When Mary Fisher discovered she'd been infected with
the incurable AIDS virus,
she could have retreated. Almost inconceivably,
Two decades later, she rubs shoulders with world leaders and Third World mothers. She's as comfortable on New York’s Fifth Avenue as she is in remote African villages. By choice, she has become a voice and an ambassador for those who cannot speak for themselves.
Her award-winning art has
been installed in corporate headquarters, fine galleries and prestigious museums, and her
words have been carried in books
and magazines and newspapers worldwide.
But the nobler touchstones of her life go far deeper than text and headlines—the result of contracting the AIDS virus, and in the defining moments that followed, realizing how artistry and advocacy can co-exist to feed and clothe and soothe. "In 1992, when I delivered my speech—'A Whisper of AIDS'—
at the Republican National Convention, I was not only making
a plea, but in effect saying my goodbyes—to my young sons,
to my parents, to all my friends
and loved ones. "I never imagined
then that emerging therapies would
keep me alive another two decades, which has provided me the opportunity not only to wonder
and rejoice, but to act."

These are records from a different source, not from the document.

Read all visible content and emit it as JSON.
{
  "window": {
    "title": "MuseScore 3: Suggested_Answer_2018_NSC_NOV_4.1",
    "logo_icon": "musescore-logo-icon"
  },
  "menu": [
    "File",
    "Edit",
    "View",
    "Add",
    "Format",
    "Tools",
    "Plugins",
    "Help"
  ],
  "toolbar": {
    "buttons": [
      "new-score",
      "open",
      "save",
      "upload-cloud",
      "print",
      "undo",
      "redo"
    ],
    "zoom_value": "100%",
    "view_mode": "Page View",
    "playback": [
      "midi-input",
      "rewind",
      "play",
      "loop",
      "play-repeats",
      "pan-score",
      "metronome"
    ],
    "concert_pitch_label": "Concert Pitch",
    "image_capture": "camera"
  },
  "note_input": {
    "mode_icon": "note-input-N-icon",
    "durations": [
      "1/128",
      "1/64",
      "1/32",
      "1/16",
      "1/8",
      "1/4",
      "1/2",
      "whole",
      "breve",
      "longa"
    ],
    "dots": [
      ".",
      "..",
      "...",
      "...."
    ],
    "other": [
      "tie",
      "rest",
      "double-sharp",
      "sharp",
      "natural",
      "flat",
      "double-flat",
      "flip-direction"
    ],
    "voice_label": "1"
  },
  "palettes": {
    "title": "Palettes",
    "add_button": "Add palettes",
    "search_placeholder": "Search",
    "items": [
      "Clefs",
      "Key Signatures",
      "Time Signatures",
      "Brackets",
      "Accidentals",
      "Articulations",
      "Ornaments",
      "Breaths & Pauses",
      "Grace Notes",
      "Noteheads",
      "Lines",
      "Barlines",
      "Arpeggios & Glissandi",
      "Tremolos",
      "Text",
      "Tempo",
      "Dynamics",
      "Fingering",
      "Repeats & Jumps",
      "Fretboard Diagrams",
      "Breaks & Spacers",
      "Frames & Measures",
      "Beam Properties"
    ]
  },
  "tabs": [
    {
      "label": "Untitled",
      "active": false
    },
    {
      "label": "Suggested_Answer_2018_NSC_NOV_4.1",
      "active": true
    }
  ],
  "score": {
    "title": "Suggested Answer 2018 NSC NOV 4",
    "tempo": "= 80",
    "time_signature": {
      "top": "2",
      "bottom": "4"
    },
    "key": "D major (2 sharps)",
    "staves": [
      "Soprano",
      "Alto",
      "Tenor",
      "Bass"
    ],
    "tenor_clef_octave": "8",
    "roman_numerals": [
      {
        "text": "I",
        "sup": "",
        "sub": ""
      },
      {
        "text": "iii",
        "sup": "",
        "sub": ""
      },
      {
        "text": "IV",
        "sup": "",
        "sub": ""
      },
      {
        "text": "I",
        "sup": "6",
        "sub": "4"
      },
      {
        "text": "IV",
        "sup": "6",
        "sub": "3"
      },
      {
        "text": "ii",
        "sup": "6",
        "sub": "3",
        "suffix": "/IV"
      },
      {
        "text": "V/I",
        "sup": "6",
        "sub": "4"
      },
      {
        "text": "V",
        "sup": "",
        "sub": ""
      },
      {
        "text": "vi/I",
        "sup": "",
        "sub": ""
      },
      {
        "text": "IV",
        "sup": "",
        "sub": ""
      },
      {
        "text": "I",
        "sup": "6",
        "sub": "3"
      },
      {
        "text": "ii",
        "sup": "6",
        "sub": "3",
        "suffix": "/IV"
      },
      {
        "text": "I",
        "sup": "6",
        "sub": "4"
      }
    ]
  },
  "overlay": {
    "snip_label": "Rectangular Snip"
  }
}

In ways both subtle and demonstrative, Mary Fisher
supports and partners with
select organizations in the U.S.
and abroad to build communities
with health, beauty and hope.
The charities she supports range from the Mary Fisher Clinical AIDS Research and Education (CARE)
Fund at the University of Alabama
at Birmingham to The ABATAKA African Project to the promotion
of community through theater
in the U.S.
"With privilege," says Mary, "comes responsibility. Giving back to the community that surrounds us or the world that supports us is not nice;
it is necessary. We are here not
to consume but to contribute. We
were put here to make a difference."